WHAT TO PRODUCE ▸ Please return every line from the entries that has the string "Обучение" in it.

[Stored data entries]
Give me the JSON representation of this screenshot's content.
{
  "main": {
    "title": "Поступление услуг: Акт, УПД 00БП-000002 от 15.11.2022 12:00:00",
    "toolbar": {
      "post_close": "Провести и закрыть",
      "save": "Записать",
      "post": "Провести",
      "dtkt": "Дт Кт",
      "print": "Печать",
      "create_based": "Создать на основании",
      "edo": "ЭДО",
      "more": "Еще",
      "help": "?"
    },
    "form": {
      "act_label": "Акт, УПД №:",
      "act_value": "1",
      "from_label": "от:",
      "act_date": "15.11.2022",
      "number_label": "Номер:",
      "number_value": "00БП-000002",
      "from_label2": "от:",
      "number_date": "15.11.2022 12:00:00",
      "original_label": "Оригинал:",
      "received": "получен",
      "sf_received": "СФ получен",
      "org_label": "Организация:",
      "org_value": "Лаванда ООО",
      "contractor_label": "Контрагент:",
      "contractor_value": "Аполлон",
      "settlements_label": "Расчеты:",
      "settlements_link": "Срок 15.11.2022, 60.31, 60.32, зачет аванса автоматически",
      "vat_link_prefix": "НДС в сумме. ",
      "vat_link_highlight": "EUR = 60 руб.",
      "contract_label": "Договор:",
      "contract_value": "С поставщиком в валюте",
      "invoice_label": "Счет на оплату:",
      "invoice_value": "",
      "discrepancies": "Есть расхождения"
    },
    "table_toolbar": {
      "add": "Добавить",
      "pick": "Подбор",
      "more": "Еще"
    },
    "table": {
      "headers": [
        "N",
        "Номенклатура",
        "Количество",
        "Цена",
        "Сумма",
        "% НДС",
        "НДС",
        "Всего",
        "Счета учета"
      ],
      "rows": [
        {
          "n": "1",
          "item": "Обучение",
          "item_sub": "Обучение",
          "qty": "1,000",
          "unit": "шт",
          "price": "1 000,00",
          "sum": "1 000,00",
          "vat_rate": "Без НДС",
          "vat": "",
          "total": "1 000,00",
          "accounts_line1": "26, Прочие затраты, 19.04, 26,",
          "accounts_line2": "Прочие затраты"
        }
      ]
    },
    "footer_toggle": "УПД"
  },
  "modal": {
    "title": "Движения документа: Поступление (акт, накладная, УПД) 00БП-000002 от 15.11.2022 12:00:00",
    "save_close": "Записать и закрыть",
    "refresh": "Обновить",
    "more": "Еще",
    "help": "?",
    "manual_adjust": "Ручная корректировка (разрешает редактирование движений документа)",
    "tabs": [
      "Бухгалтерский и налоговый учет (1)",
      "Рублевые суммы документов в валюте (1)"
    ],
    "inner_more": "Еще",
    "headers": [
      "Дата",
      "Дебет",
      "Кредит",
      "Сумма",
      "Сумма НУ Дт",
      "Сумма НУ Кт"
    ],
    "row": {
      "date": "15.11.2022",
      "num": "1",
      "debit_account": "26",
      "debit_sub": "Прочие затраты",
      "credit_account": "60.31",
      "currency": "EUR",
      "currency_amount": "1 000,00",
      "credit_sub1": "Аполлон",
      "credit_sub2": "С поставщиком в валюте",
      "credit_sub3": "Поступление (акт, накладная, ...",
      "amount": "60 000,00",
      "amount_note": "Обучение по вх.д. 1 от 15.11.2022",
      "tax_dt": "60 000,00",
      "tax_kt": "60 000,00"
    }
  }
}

EXERCISE ANSWER ▸
          "item": "Обучение",
          "item_sub": "Обучение",
      "amount_note": "Обучение по вх.д. 1 от 15.11.2022",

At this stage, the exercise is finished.